Website and app data records:
::::
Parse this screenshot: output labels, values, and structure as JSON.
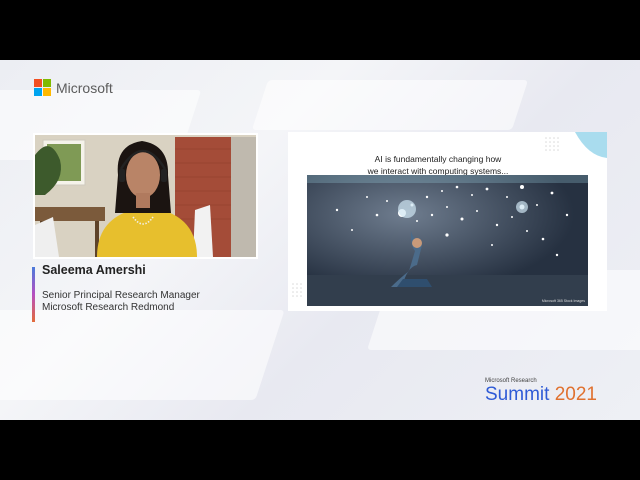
{
  "brand": {
    "logo_text": "Microsoft",
    "colors": {
      "red": "#f25022",
      "green": "#7fba00",
      "blue": "#00a4ef",
      "yellow": "#ffb900"
    }
  },
  "speaker": {
    "name": "Saleema Amershi",
    "title": "Senior Principal Research Manager",
    "org": "Microsoft Research Redmond"
  },
  "slide": {
    "title_line1": "AI is fundamentally changing how",
    "title_line2": "we interact with computing systems...",
    "image_credit": "Microsoft 365 Stock Images"
  },
  "event": {
    "kicker": "Microsoft Research",
    "name": "Summit",
    "year": "2021",
    "name_color": "#2f5bd6",
    "year_color": "#e0712f"
  }
}
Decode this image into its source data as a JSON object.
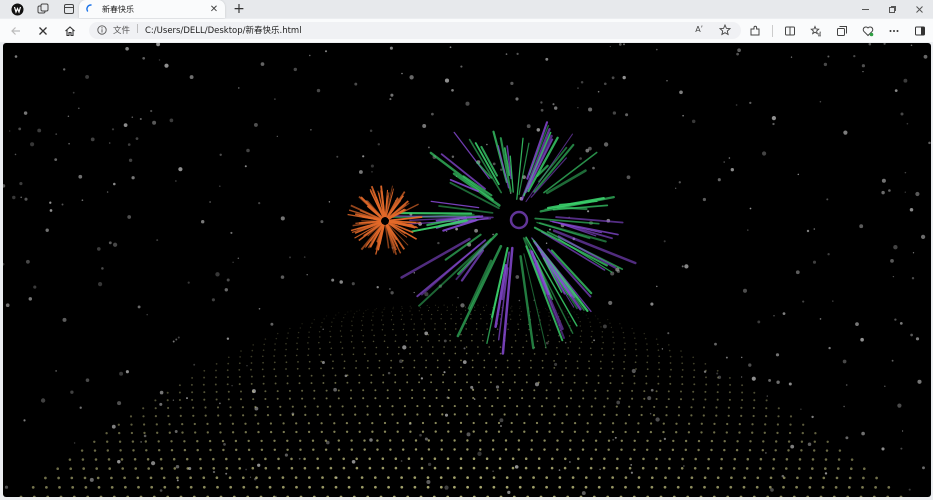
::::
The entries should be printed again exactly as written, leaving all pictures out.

Parse this screenshot: output labels, values, and structure as JSON.
{
  "brand": {
    "logo_text": "Microsoft",
    "colors": {
      "red": "#f25022",
      "green": "#7fba00",
      "blue": "#00a4ef",
      "yellow": "#ffb900"
    }
  },
  "speaker": {
    "name": "Saleema Amershi",
    "title": "Senior Principal Research Manager",
    "org": "Microsoft Research Redmond"
  },
  "slide": {
    "title_line1": "AI is fundamentally changing how",
    "title_line2": "we interact with computing systems...",
    "image_credit": "Microsoft 365 Stock Images"
  },
  "event": {
    "kicker": "Microsoft Research",
    "name": "Summit",
    "year": "2021",
    "name_color": "#2f5bd6",
    "year_color": "#e0712f"
  }
}
Decode this image into its source data as a JSON object.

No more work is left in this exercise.